Water management allows delay of tougher restrictions

Excerpt: First, San Antonio has the most effective water conservation program in the nation. We have become so efficient with water use that representatives from cities around the globe have traveled here to learn how we manage customer demand.

Distinct from drought restrictions, which help us manage pumping during a drought, water conservation is a year-round effort that has become a valuable part of our city's culture.

Excerpt: Finally, we take seriously the ramifications of imposing every-other-week watering restrictions on the community. We will always ensure that Stage 3 is imposed only when other alternatives do not exist.

This kind of analysis is continually conducted at SAWS, accounting even for infrastructure maintenance or emergency pump failures when they may arise. So I couldn't object more to assertions in recent headlines that we are gambling on the prospect of rainfall.

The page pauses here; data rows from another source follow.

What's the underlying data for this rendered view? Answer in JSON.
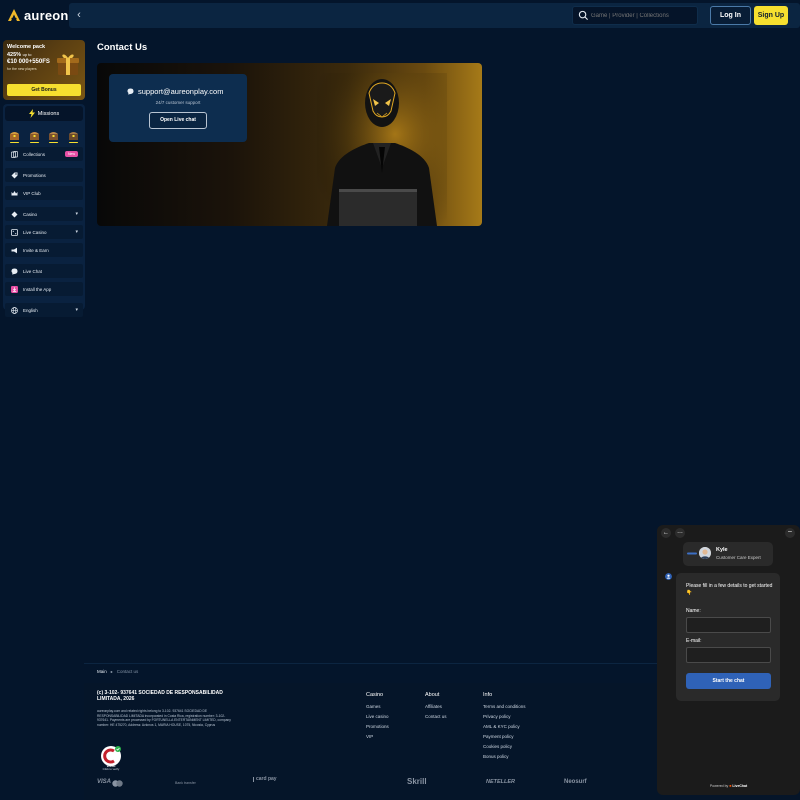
{
  "header": {
    "logo_text": "aureon",
    "search_placeholder": "Game | Provider | Collections",
    "login_label": "Log In",
    "signup_label": "Sign Up"
  },
  "sidebar": {
    "welcome": {
      "line1": "Welcome pack",
      "line2": "425%",
      "line2_suffix": "up to",
      "line3": "€10 000+550FS",
      "line4": "for the new players",
      "button": "Get Bonus"
    },
    "missions_label": "Missions",
    "items": [
      {
        "label": "Collections",
        "icon": "cards-icon",
        "badge": "New"
      },
      {
        "label": "Promotions",
        "icon": "tag-icon"
      },
      {
        "label": "VIP Club",
        "icon": "crown-icon"
      },
      {
        "label": "Casino",
        "icon": "casino-chip-icon"
      },
      {
        "label": "Live Casino",
        "icon": "live-casino-icon"
      },
      {
        "label": "Invite & Earn",
        "icon": "megaphone-icon"
      },
      {
        "label": "Live Chat",
        "icon": "chat-icon"
      },
      {
        "label": "Install the App",
        "icon": "download-icon"
      },
      {
        "label": "English",
        "icon": "globe-icon"
      }
    ]
  },
  "main": {
    "title": "Contact Us",
    "email": "support@aureonplay.com",
    "support_text": "24/7 customer support",
    "open_chat_label": "Open Live chat"
  },
  "breadcrumb": {
    "home": "Main",
    "current": "Contact us"
  },
  "footer": {
    "legal_title": "(c) 3-102- 937641 SOCIEDAD DE RESPONSABILIDAD LIMITADA, 2026",
    "legal_body": "aureonplay.com and related rights belong to 3-102- 937641 SOCIEDAD DE RESPONSABILIDAD LIMITADA incorporated in Costa Rica, registration number: 3-102- 937641. Payments are processed by FORTUNELLA ENTERTAINMENT LIMITED, company number: HE 475270, Address: Avlonos 1, MARIA HOUSE, 1075, Nicosia, Cyprus",
    "seal_text": "VALID",
    "seal_sub": "Click to verify",
    "columns": [
      {
        "heading": "Casino",
        "links": [
          "Games",
          "Live casino",
          "Promotions",
          "VIP"
        ]
      },
      {
        "heading": "About",
        "links": [
          "Affiliates",
          "Contact us"
        ]
      },
      {
        "heading": "Info",
        "links": [
          "Terms and conditions",
          "Privacy policy",
          "AML & KYC policy",
          "Payment policy",
          "Cookies policy",
          "Bonus policy"
        ]
      }
    ],
    "payments": [
      "VISA",
      "Bank transfer",
      "card pay",
      "Skrill",
      "NETELLER",
      "Neosurf"
    ]
  },
  "chat": {
    "agent_name": "Kyle",
    "agent_role": "Customer Care Expert",
    "intro": "Please fill in a few details to get started 👇",
    "name_label": "Name:",
    "email_label": "E-mail:",
    "start_label": "Start the chat",
    "powered_prefix": "Powered by",
    "powered_brand": "LiveChat"
  },
  "colors": {
    "background": "#04152b",
    "accent_yellow": "#f6df2f",
    "chat_blue": "#2f62b7"
  }
}
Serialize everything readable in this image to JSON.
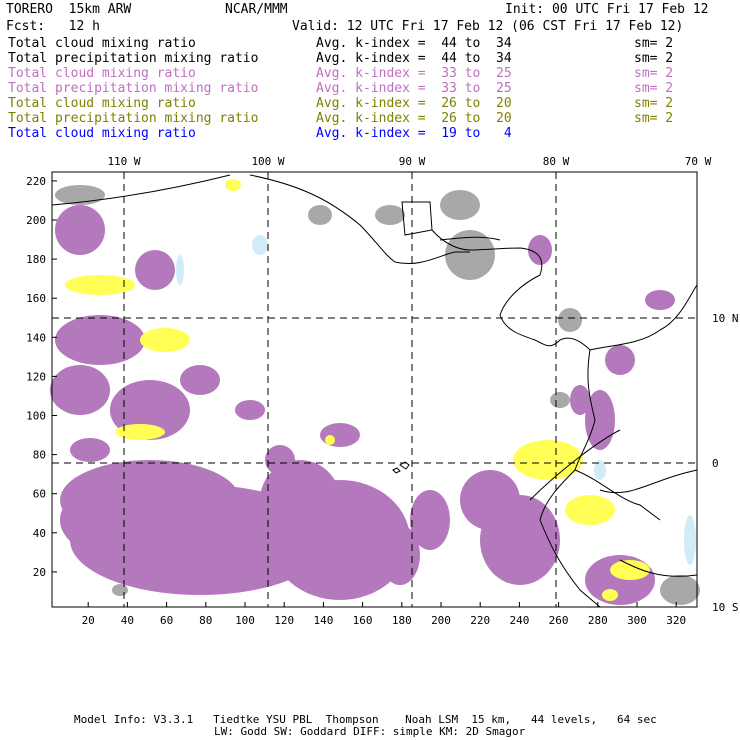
{
  "header": {
    "model": "TORERO  15km ARW",
    "org": "NCAR/MMM",
    "init": "Init: 00 UTC Fri 17 Feb 12",
    "fcst": "Fcst:   12 h",
    "valid": "Valid: 12 UTC Fri 17 Feb 12 (06 CST Fri 17 Feb 12)"
  },
  "legend": [
    {
      "field": "Total cloud mixing ratio",
      "avg": "Avg. k-index =  44 to  34",
      "sm": "sm= 2",
      "color": "#000000"
    },
    {
      "field": "Total precipitation mixing ratio",
      "avg": "Avg. k-index =  44 to  34",
      "sm": "sm= 2",
      "color": "#000000"
    },
    {
      "field": "Total cloud mixing ratio",
      "avg": "Avg. k-index =  33 to  25",
      "sm": "sm= 2",
      "color": "#c070c0"
    },
    {
      "field": "Total precipitation mixing ratio",
      "avg": "Avg. k-index =  33 to  25",
      "sm": "sm= 2",
      "color": "#c070c0"
    },
    {
      "field": "Total cloud mixing ratio",
      "avg": "Avg. k-index =  26 to  20",
      "sm": "sm= 2",
      "color": "#808000"
    },
    {
      "field": "Total precipitation mixing ratio",
      "avg": "Avg. k-index =  26 to  20",
      "sm": "sm= 2",
      "color": "#808000"
    },
    {
      "field": "Total cloud mixing ratio",
      "avg": "Avg. k-index =  19 to   4",
      "sm": "",
      "color": "#0000ff"
    }
  ],
  "map": {
    "lon_labels": [
      "110 W",
      "100 W",
      "90 W",
      "80 W",
      "70 W"
    ],
    "lat_labels": [
      "10 N",
      "0",
      "10 S"
    ],
    "x_ticks": [
      "20",
      "40",
      "60",
      "80",
      "100",
      "120",
      "140",
      "160",
      "180",
      "200",
      "220",
      "240",
      "260",
      "280",
      "300",
      "320"
    ],
    "y_ticks": [
      "20",
      "40",
      "60",
      "80",
      "100",
      "120",
      "140",
      "160",
      "180",
      "200",
      "220"
    ],
    "fill_colors": {
      "purple": "#b478bc",
      "yellow": "#ffff55",
      "gray": "#a8a8a8",
      "lightblue": "#d0ecf8"
    }
  },
  "footer": {
    "line1": "Model Info: V3.3.1   Tiedtke YSU PBL  Thompson    Noah LSM  15 km,   44 levels,   64 sec",
    "line2": "LW: Godd SW: Goddard DIFF: simple KM: 2D Smagor"
  }
}
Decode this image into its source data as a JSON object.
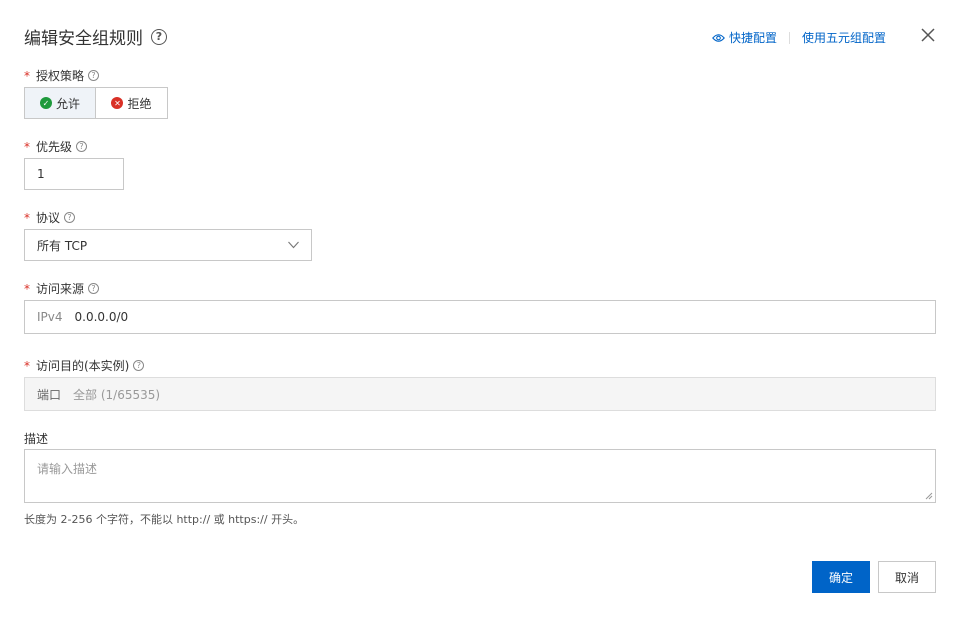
{
  "dialog": {
    "title": "编辑安全组规则",
    "quick_config": "快捷配置",
    "five_tuple_config": "使用五元组配置"
  },
  "policy": {
    "label": "授权策略",
    "allow": "允许",
    "deny": "拒绝",
    "selected": "允许"
  },
  "priority": {
    "label": "优先级",
    "value": "1"
  },
  "protocol": {
    "label": "协议",
    "value": "所有 TCP"
  },
  "source": {
    "label": "访问来源",
    "prefix": "IPv4",
    "value": "0.0.0.0/0"
  },
  "destination": {
    "label": "访问目的(本实例)",
    "prefix": "端口",
    "value": "全部 (1/65535)"
  },
  "description": {
    "label": "描述",
    "placeholder": "请输入描述",
    "hint": "长度为 2-256 个字符，不能以 http:// 或 https:// 开头。"
  },
  "buttons": {
    "confirm": "确定",
    "cancel": "取消"
  },
  "colors": {
    "primary": "#0064c8",
    "required": "#d93026",
    "allow": "#1e9a3c",
    "deny": "#d93026"
  }
}
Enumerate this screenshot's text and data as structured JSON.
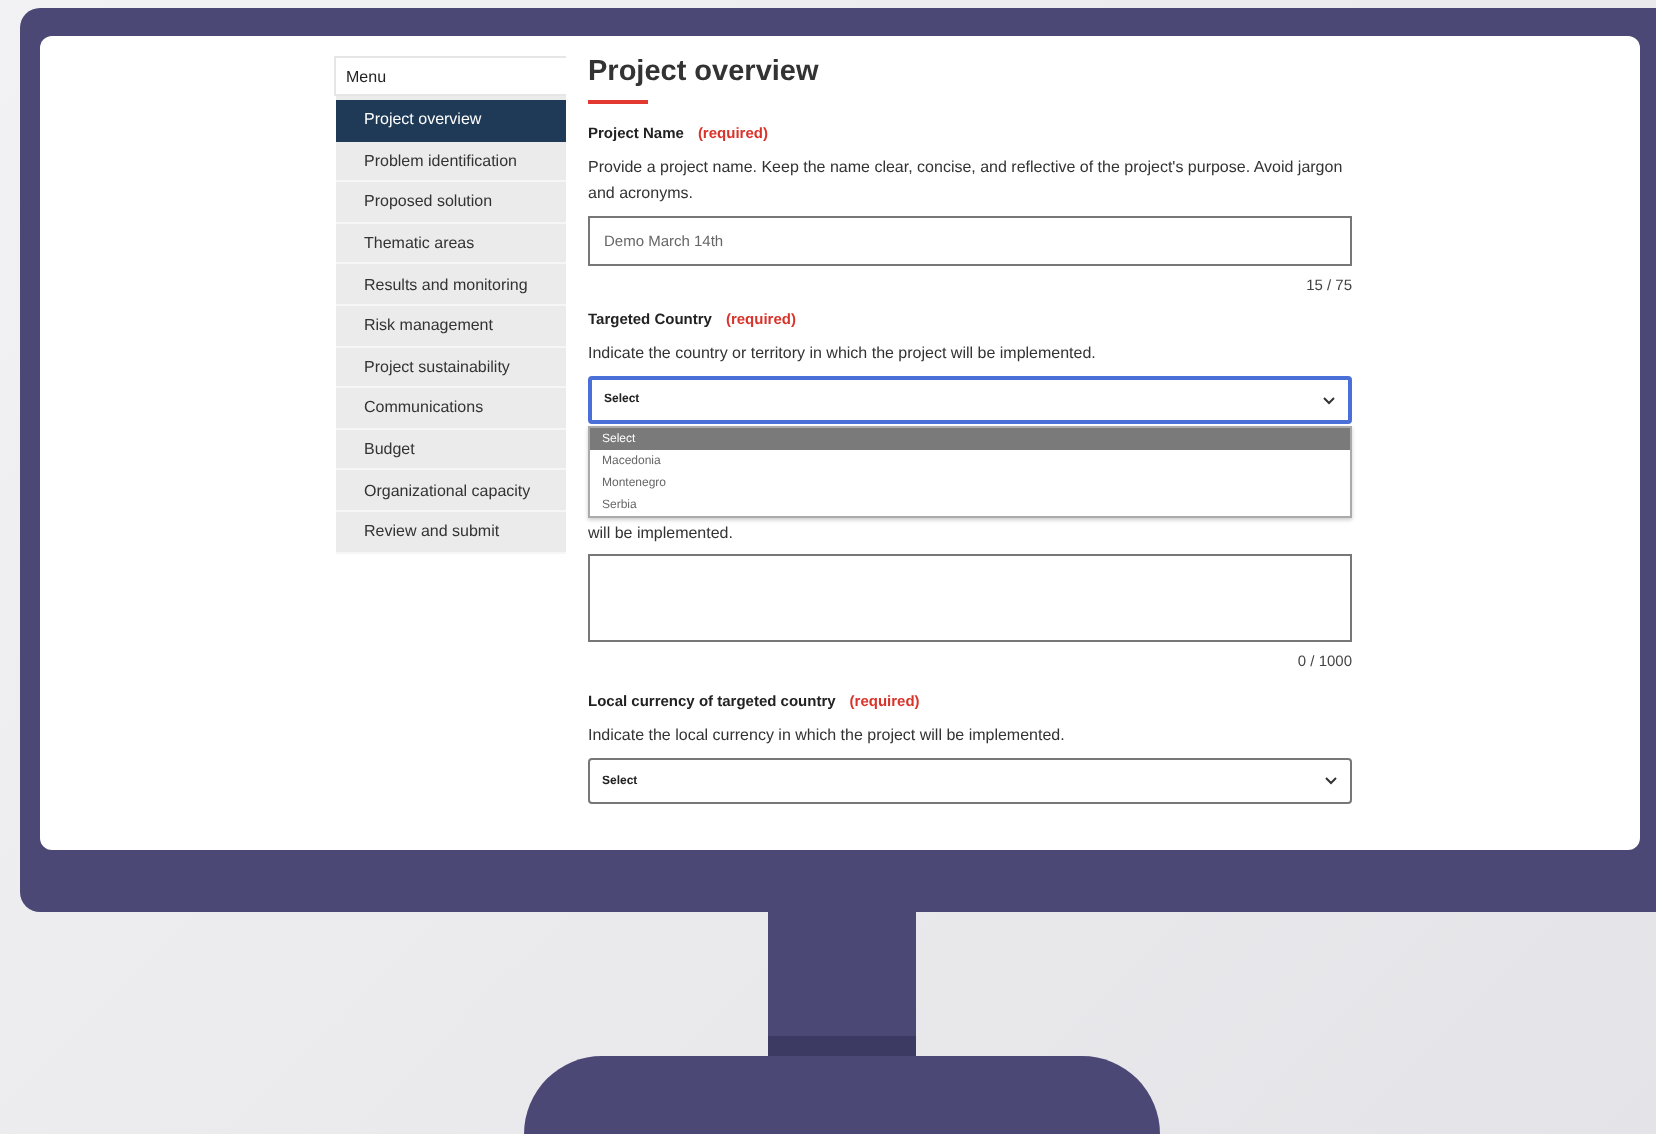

Excerpt: A continued commitment to water conservation and investment in new supplies must remain a priority for San Antonio. Thoughtful decisions and successful management will continue to yield benefits in the future.

Water Conservation in Durango

Excerpt: La Plata County saw those same images up close as the Animas River shrunk to near-record lows and crops shriveled in parched fields. Many farmers in the western part of the county faced a summer without irrigation water.

But because of water rights that date back to 1882, Durango’s water kept flowing as usual, pumping an average of 128.5 million gallons per month to our thirsty city. That water keeps taps flowing, washing machines running and lawn sprinklers sputtering.

Excerpt: While water conservation can reduce consumption to a point, a large chunk of the city’s water isn’t reaching paying customers. About 20 percent of the city’s treated water is unaccounted for, stemming from meter inaccuracies, unmetered water and leaking pumps.

Excerpt: “In order to meet the coming infrastructure challenge nationwide we’re going to have recover the appropriate value we place on our water systems,” Kail said. “When we truly understand that value, we’ll be in a much better place to invest in the systems in a way that’s necessary to maintain them at levels we have come to expect.”

UCI researcher urges better use of repurposed water

Excerpt: A recent article by a UC Irvine researcher argues that more of the water that normally runs off into storm drains should be repurposed and used to water plants and flush toilets.

Lead author Stanley Grant said so-called graywater and wastewater from washing dishes or showering, and rainwater that normally runs into storm drains, can be used at times when using water of drinkable quality is not required.

Reusing graywater can reduce a household's water consumption — and its bill — by 50% or more, he said.

Excerpt: Locally, the Mesa Consolidated Water District, which serves Costa Mesa, parts of Newport Beach, John Wayne Airport and the Orange County Fairgrounds, provides rebates for smart irrigation and makes house calls for those interested in saving water around their home, according to Communications Manager Stacy Taylor.

It also boasts one of the highest rates of consumer water conservation in the county, she said.

"As part of the district's mission, [Mesa Water] supports developing local and reliable sources of water, including groundwater treatment, recycled water and conservation," Taylor said. "Becoming more efficient with how we use water today is a key component to maintaining a reliable water supply for tomorrow."

8 Easy Ways to Save Water This Summer

Excerpt: Saving water is particularly important during the summer, when the days are hot and the rainfall sporadic at best. It's even more so this year as much of the country faces an unrelenting drought. If you want to cut your water bills or just do your part to conserve a precious resource, here are a few smart tips to reduce water usage around the house.


Water Conserve
Water conservation information and news
My Water Pledge
My Water Pledge is a friendly competition between cities across the US to see who can be the most “water-wise.” Mayors nationwide will challenge their residents to conserve water energy and other natural resources on behalf of their city through a series of informative, easy-to-use pledges online.